(THE TASK)
Your reply should be the following data, copied exactly.

-------

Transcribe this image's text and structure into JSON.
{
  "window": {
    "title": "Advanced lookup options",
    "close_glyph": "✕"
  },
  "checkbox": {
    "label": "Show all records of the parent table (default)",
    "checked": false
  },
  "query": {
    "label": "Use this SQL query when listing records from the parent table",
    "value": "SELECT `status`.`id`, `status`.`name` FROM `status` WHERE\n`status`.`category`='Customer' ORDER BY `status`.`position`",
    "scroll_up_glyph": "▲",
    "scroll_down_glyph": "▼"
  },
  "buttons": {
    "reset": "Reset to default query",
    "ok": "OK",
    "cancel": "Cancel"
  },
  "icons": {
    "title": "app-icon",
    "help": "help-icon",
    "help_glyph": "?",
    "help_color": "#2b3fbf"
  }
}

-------

(EXPECTED OUTPUT)
Transcribe this image's text and structure into JSON.
{
  "window": {
    "title": "Advanced lookup options",
    "close_glyph": "✕"
  },
  "checkbox": {
    "label": "Show all records of the parent table (default)",
    "checked": false
  },
  "query": {
    "label": "Use this SQL query when listing records from the parent table",
    "value": "SELECT `status`.`id`, `status`.`name` FROM `status` WHERE\n`status`.`category`='Customer' ORDER BY `status`.`position`",
    "scroll_up_glyph": "▲",
    "scroll_down_glyph": "▼"
  },
  "buttons": {
    "reset": "Reset to default query",
    "ok": "OK",
    "cancel": "Cancel"
  },
  "icons": {
    "title": "app-icon",
    "help": "help-icon",
    "help_glyph": "?",
    "help_color": "#2b3fbf"
  }
}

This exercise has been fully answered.